·         In an era of ubiquitous smartphones, healthcare is still making heavy use of pagers, especially within hospitals

·         I can use an AMT pretty much anywhere in the world, and can not only access my bank account to obtain balance or transfer funds, but even to get cash on the spot.  In healthcare, I can't even go to a new doctor or healthcare facility without having to start from ground zero in terms of information about me (unless they are part of a health system I've already used).  

·         Patient portals have proliferated, with more options to do tasks online, but how many times do you visit a health care professional without having to fill out or sign yet another form? 

·         We can make online reservations for, say, restaurants, airlines, or hotels.  When it comes to making healthcare appointments, though, we're almost always forced to go through a tedious phone tree and end up negotiating with a human scheduler.   In 2018?

·         Manufacturers have overwhelmingly turned to just-in-time processes.  Meanwhile, in healthcare, an appointment time is usually at best an approximation; we expect to be seen late.  If you are in a facility expecting a test or procedure, it's even worse.  These aren't even 1960's levels of precision.

·         Telemedicine is widely available, but usually it won't be with your doctor and the doctor you end up getting won't have your medical history.  Shouldn't virtual visits usually be the first step?  

·         With healthcare there, no institution has access to even most of our medical history, which remains highly scattered, siloed, and sometimes even still paper-based.  How 1980's!  

·         We continue to urge people to get annual preventive exams, even though the value of them for most adults is highly dubious.  We still make people get unpleasant procedures like digital rectal exams, or tests of questionable value like PSAs or even mammograms.  


In many ways, we do have "space age" healthcare, but that space age is too often more like 1960's NASA than 21st century SpaceX. 


We can do better.  Much of healthcare has one foot firmly planted in the 21st century, and its vision looking forward.  But too much of it still has the other foot dragging in the 20th century. It is past time to not only identify but also to act upon antiquated practices in healthcare.

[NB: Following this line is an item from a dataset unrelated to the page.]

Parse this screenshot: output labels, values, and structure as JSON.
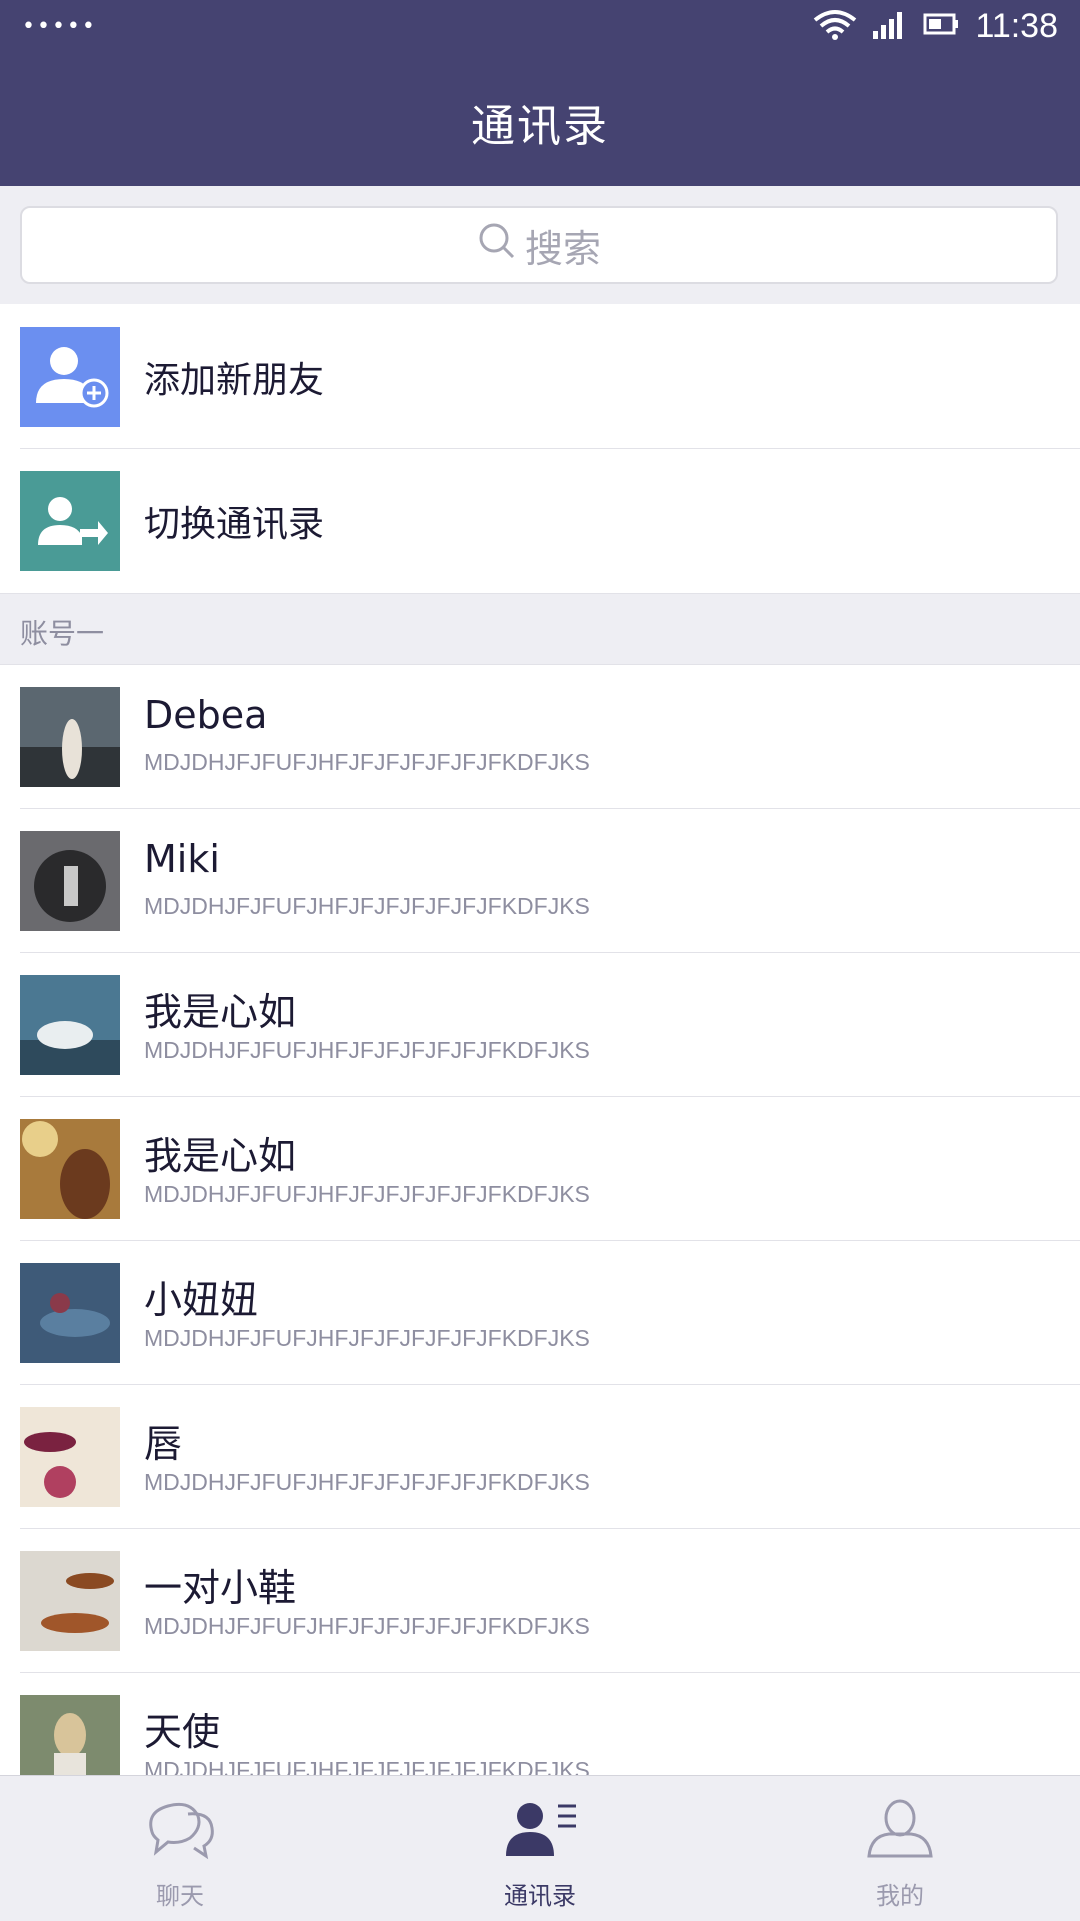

This post is an abridged version of the posting in Kim Bellard’s blogsite. Click here to read the full posting


The State of the Uninsured and Health Insurance Coverage

The State of the Uninsured and Health Insurance Coverage

by Clive Riddle, February 23, 2018


The National Center for Health Statistics has just released updated health insurance coverage estimates from selected states using 2017 National Health Interview Survey data.  Here are seven things to know about their findings for the first 9 months of 2017:


1.     28.9 million (9.0%) persons of all ages were uninsured, not significantly different from 2016, but 19.7 million fewer persons than in 2010.

2.     12.7% of adults aged 18–64, were uninsured, 19.5% had public coverage, and 69.3% had private health insurance coverage.

3.     4.4%  of adults aged 18–64 (8.6 million) covered by private health insurance plans obtained their coverage through the federal or state-based exchanges.

4.     Adults aged 25–34 were almost twice as likely as adults aged 45–64 to lack health insurance coverage (17.3% compared with 9.2%)

5.     4.9%  of children aged 0–17 years, were uninsured, 41.9% had public coverage, and 54.6% had private health insurance coverage.

6.     The percentage uninsured decreased significantly for all age groups from 2013 through the first 9 months of 2017, ranging from –6.2 percentage points for ages 45–64 to –10.7 percentage points for ages 18–24.

7.     43.2% of persons under age 65 with private health insurance were enrolled in a high-deductible health plan (HDHP) compared to 39.4% in 2016


However, as a warning sign that 2018 may see slippage in these insurance coverage, the Minnesota Department of Health just issued an ominous press release, indicating that “last year Minnesota saw one of its largest, one-time increases in the rate of people without health insurance since 2001. The uninsured rate rose from 4.3 percent in 2015 to 6.3 percent, leaving approximately 349,000 Minnesotans without coverage.”